Nov., 1918 — 80 at annual dinner
Early 1919? — Worship services and Sunday school halted due to influenza epidemic
Sept., 1919 — Bradley Gilman resigns effective November

Nov., 1919 — “Voted to re-establish our Sunday school at once” (it had been closed due to influenza epidemic)
c. 1919 — Pacifist and educator Josephine Duveneck joins the church
1919-1921 — Lay people lead worship; speakers include David Starr Jordan; church member and writer Edith Mirrielees enjoys the lay-led worship services
1920 — Pacifists Alice Locke Park and Marion Starr Alderton resign in protest of church’s pro-war stance
1920 — Early birth control advocate Sylvie Thompson Thygeson joins the church
Jan., 1921 — Sunday school enrollment 24, average attendance 16; Early sexuality educator Bertha Chapman Cady is one of the teachers

Dec., 1921 — Rev. Elmo Arnold Robinson, a Universalist and pacifist, becomes minister
Dec. 4, 1921 — 70 at dinner to greet Robinson
1922 — Edith Eugenie Johnson, M.D., joins the church
1923 — David Starr Jordan, retired Stanford president, eugenicist and pacifist, joins the church
1923 — Approx. 25 young adults in young adult group; one member of the group is Russell Varian
1925 — Sunday school enrollment 69
1924 — Historian Frank Golder joins the church
Dec., 1925 — Elmo Robinson goes on leave to do advanced study at Harvard
Feb. 7, 1926 — Rev. Leila Lasley Thompson is ordained by the church, first woman to be ordained by any Palo Alto congregation

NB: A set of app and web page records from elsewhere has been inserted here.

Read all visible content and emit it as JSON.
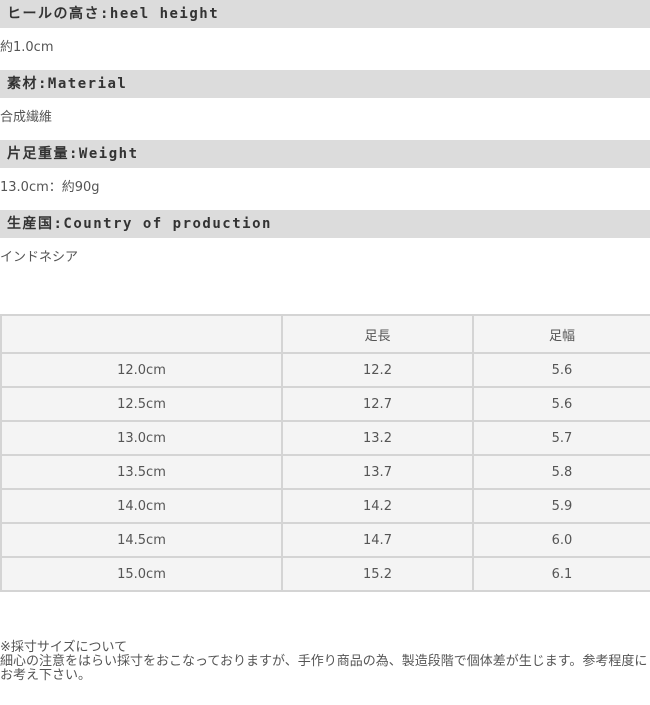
{
  "specs": [
    {
      "label": "ヒールの高さ:heel height",
      "value": "約1.0cm"
    },
    {
      "label": "素材:Material",
      "value": "合成繊維"
    },
    {
      "label": "片足重量:Weight",
      "value": "13.0cm：約90g"
    },
    {
      "label": "生産国:Country of production",
      "value": "インドネシア"
    }
  ],
  "size_table": {
    "headers": [
      "",
      "足長",
      "足幅"
    ],
    "rows": [
      [
        "12.0cm",
        "12.2",
        "5.6"
      ],
      [
        "12.5cm",
        "12.7",
        "5.6"
      ],
      [
        "13.0cm",
        "13.2",
        "5.7"
      ],
      [
        "13.5cm",
        "13.7",
        "5.8"
      ],
      [
        "14.0cm",
        "14.2",
        "5.9"
      ],
      [
        "14.5cm",
        "14.7",
        "6.0"
      ],
      [
        "15.0cm",
        "15.2",
        "6.1"
      ]
    ]
  },
  "note": {
    "title": "※採寸サイズについて",
    "body": "細心の注意をはらい採寸をおこなっておりますが、手作り商品の為、製造段階で個体差が生じます。参考程度にお考え下さい。"
  }
}
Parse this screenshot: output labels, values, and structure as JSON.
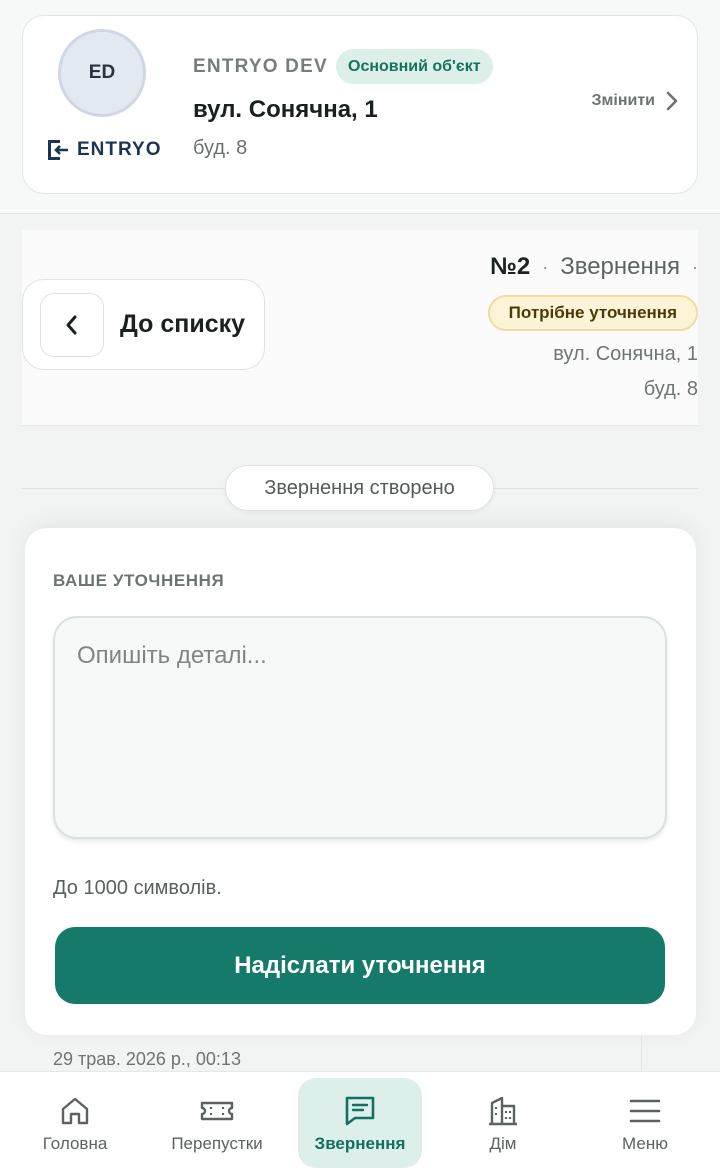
{
  "object_card": {
    "avatar_initials": "ED",
    "brand_name": "ENTRYO",
    "org_name": "ENTRYO DEV",
    "primary_badge": "Основний об'єкт",
    "street": "вул. Сонячна, 1",
    "building": "буд. 8",
    "change_label": "Змінити"
  },
  "ticket": {
    "back_label": "До списку",
    "number": "№2",
    "type": "Звернення",
    "status": "Потрібне уточнення",
    "street": "вул. Сонячна, 1",
    "building": "буд. 8"
  },
  "timeline": {
    "event_label": "Звернення створено",
    "message_time": "29 трав. 2026 р., 00:13"
  },
  "clarification": {
    "title": "ВАШЕ УТОЧНЕННЯ",
    "placeholder": "Опишіть деталі...",
    "value": "",
    "hint": "До 1000 символів.",
    "submit_label": "Надіслати уточнення"
  },
  "bottom_nav": {
    "items": [
      {
        "label": "Головна",
        "icon": "home-icon",
        "active": false
      },
      {
        "label": "Перепустки",
        "icon": "ticket-icon",
        "active": false
      },
      {
        "label": "Звернення",
        "icon": "message-icon",
        "active": true
      },
      {
        "label": "Дім",
        "icon": "building-icon",
        "active": false
      },
      {
        "label": "Меню",
        "icon": "menu-icon",
        "active": false
      }
    ]
  },
  "colors": {
    "accent": "#167a6a",
    "status_badge_bg": "#fdf4d8",
    "primary_badge_bg": "#dcefe9"
  }
}
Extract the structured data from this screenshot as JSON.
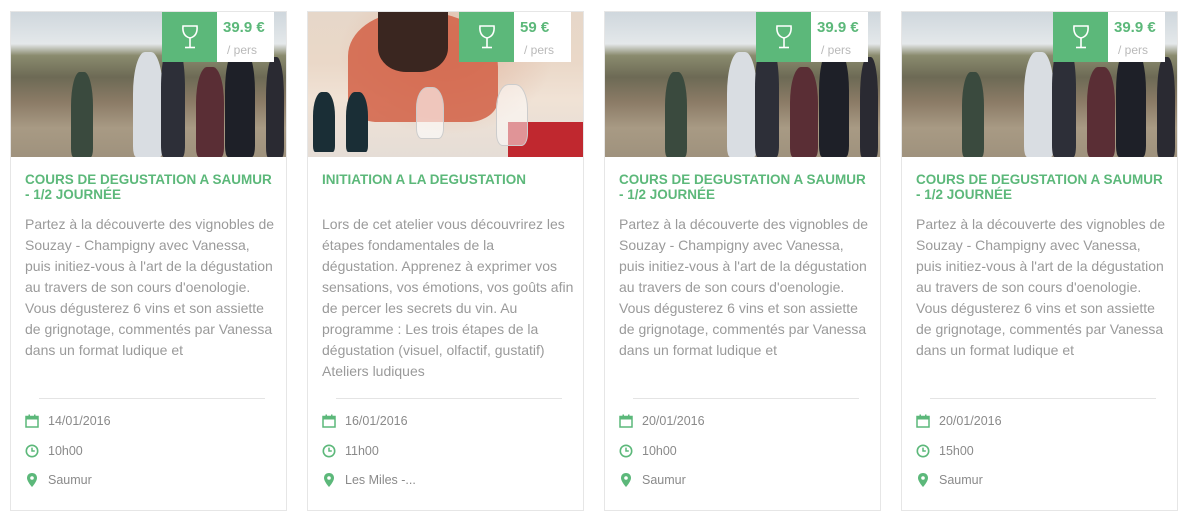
{
  "colors": {
    "accent": "#5cb87a",
    "text_muted": "#9a9a9a"
  },
  "cards": [
    {
      "image": "vineyard-group-photo",
      "price": "39.9 €",
      "price_unit": "/ pers",
      "title": "COURS DE DEGUSTATION A SAUMUR - 1/2 JOURNÉE",
      "description": "Partez à la découverte des vignobles de Souzay - Champigny avec Vanessa, puis initiez-vous à l'art de la dégustation au travers de son cours d'oenologie. Vous dégusterez 6 vins et son assiette de grignotage, commentés par Vanessa dans un format ludique et",
      "date": "14/01/2016",
      "time": "10h00",
      "place": "Saumur"
    },
    {
      "image": "wine-glasses-tasting-photo",
      "price": "59 €",
      "price_unit": "/ pers",
      "title": "INITIATION A LA DEGUSTATION",
      "description": "Lors de cet atelier vous découvrirez les étapes fondamentales de la dégustation. Apprenez à exprimer vos sensations, vos émotions, vos goûts afin de percer les secrets du vin.   Au programme :   Les trois étapes de la dégustation (visuel, olfactif, gustatif) Ateliers ludiques",
      "date": "16/01/2016",
      "time": "11h00",
      "place": "Les Miles -..."
    },
    {
      "image": "vineyard-group-photo",
      "price": "39.9 €",
      "price_unit": "/ pers",
      "title": "COURS DE DEGUSTATION A SAUMUR - 1/2 JOURNÉE",
      "description": "Partez à la découverte des vignobles de Souzay - Champigny avec Vanessa, puis initiez-vous à l'art de la dégustation au travers de son cours d'oenologie. Vous dégusterez 6 vins et son assiette de grignotage, commentés par Vanessa dans un format ludique et",
      "date": "20/01/2016",
      "time": "10h00",
      "place": "Saumur"
    },
    {
      "image": "vineyard-group-photo",
      "price": "39.9 €",
      "price_unit": "/ pers",
      "title": "COURS DE DEGUSTATION A SAUMUR - 1/2 JOURNÉE",
      "description": "Partez à la découverte des vignobles de Souzay - Champigny avec Vanessa, puis initiez-vous à l'art de la dégustation au travers de son cours d'oenologie. Vous dégusterez 6 vins et son assiette de grignotage, commentés par Vanessa dans un format ludique et",
      "date": "20/01/2016",
      "time": "15h00",
      "place": "Saumur"
    }
  ]
}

Summer, 1926 — Elmo Robinson resigns, Leila Thompson becomes minister
Fall, 1927 — Alfred S. Niles moves to Palo Alto, finds a dying congregation
Dec., 1927 — Leila Thompson resigns
early 1928 — Congregation ends its corporate existence; the American Unitarian Association repossesses the building

1928-1929 — Student minister Clarence Vickland, funded by the American Unitarian Association, leads services
1929 — Key lay leaders Emma and Karl Rendtorff retire away from Palo Alto
1929-1934 — Student minister Merrill Otis Bates, funded by the American Unitarian Association, leads services
Oct. 11, 1932 — Final meeting of the Women’s Alliance
April, 1934 — American Unitarian Association sells the building to a fundamentalist group

Palo Alto Unitarian Society, 1947-present

Feb., 1947 — Alfred Niles meets with Rev. Delos O’Brian of the American Unitarian Association to discuss starting a new church in Palo Alto
April 6, 1947 — Delos O’Brian conducts the first meeting of the Palo Alto Unitarian Society
April, 1947 — Rev. Nat Lauriat, minister in San Jose, begins serving Palo Alto a few hours a week
1947 — A few members of the old Unitarian Church of Palo Alto participate in the new Palo Alto Unitarian Society, including Alfred and Frances Niles, Edna True, Ruth Steinmetz, Rufus Kimball, Guido Hugo Marx (though he died in 1949), etc.
1951 — Congregation changes name to Palo Alto Unitarian Church
1988 — Congregation changes name to Unitarian Universalist Church of Palo Alto

Photos of Unitarian and Universalist ministers in Palo Alto, 1895-1927